Packages and the Go Tool 11. Alan Donovan is a Staff Engineer in Google’go programming book pdf infrastructure division, specializing in software development tools. Since 2012, he has been working on the Go team, designing libraries and tools for static analysis.
Brian Kernighan was in the Computing Science Research center at Bell Labs until 2000, where he worked on languages and tools for Unix. He is now a professor in the Computer Science Department at Princeton. He is the co-author of several books, including The C Programming Language and The Practice of Programming. Glossary of essential app building techniques. The links here get you to PDF versions of each chapter, or to a page with the PDF and accompanying video lessons. Note: App Inventor 2 is the up-to-date version of App Inventor and provides a far better experience.
Overview of the App Inventor 1 Book The book is organized in a way to motivate learning. The first section walks you through the creation of twelve successively more complex apps that you can build and customize. Find something you’d similar to what you’d like to build and go for it. The apps section is followed by a separate “Inventor’s Manual” section which explains programming and computer science concepts in layperson’s terms. Interested in building apps but don’t have a year to learn Java?

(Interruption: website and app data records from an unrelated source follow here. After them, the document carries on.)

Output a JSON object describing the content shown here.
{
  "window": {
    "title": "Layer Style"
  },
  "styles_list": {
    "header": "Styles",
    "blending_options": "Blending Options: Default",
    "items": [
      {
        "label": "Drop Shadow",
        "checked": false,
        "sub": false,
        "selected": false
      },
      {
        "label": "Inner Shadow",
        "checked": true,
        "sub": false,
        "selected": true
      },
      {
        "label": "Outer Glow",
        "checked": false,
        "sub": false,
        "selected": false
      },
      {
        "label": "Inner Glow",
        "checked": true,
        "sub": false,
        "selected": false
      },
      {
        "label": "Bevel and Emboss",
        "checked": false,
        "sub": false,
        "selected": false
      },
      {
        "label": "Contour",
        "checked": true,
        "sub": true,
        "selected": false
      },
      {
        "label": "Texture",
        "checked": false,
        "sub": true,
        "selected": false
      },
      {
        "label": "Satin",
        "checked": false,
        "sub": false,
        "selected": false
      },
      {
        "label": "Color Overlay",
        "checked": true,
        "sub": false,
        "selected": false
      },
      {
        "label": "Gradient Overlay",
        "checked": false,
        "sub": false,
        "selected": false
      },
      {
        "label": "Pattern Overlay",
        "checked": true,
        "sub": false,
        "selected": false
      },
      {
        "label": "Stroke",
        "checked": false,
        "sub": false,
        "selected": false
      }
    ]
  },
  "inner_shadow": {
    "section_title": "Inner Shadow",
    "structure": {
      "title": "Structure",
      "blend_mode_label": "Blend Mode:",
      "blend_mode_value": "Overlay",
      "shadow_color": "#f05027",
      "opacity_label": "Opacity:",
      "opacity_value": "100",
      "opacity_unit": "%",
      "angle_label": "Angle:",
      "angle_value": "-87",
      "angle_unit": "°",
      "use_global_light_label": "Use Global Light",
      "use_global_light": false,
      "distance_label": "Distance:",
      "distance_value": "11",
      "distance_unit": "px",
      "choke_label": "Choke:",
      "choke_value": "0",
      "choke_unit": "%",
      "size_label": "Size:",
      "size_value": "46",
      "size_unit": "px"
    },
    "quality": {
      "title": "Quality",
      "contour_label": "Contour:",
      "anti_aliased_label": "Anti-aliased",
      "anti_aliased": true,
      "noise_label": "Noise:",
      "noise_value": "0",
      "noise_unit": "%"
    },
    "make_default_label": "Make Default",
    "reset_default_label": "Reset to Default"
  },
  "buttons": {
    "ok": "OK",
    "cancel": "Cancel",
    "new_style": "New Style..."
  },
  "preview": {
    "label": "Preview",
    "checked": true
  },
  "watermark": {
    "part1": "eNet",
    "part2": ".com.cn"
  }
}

The paperback version is a great companion to app building– you can use the book to read the tutorial and save your screen for all of the App Inventor windows. A textbook showing how to program in Go. I’ve also done some short videos on Go. The purpose of this book is to teach solid idiomatic Go programming using all the features the language provides, as well as the most commonly used Go packages, and also to serve as a useful reference once the language is learned. Go runs on most Unix-like operating systems such as Linux and Mac OS X, and also on Windows. The book’s text is completely compliant with Go 1. All the examples and exercise solutions build with all Go 1.
The book will be useful to people who program professionally as part of their job, whether as full-time software developers, or those from other disciplines, including scientists and engineers, who need to do some programming in support of their work. It will also be useful to students who have had a reasonable amount of programming experience. Go has a garbage collector to relieve programmers from the burdens of manual memory management. Go can also be seen as an attempt to be a better C, even though Go’s clean light syntax is reminiscent of Python—and Go’s slices and maps are very similar to Python’s lists and dicts. The book has benefited enormously from technical reviews by a couple of expert Go programmers—and from feedback from some non-Go programmers to ensure that the book teaches everything it should and is understandable to those new to Go. The book is 496 pages, and is published by Addison-Wesley Professional.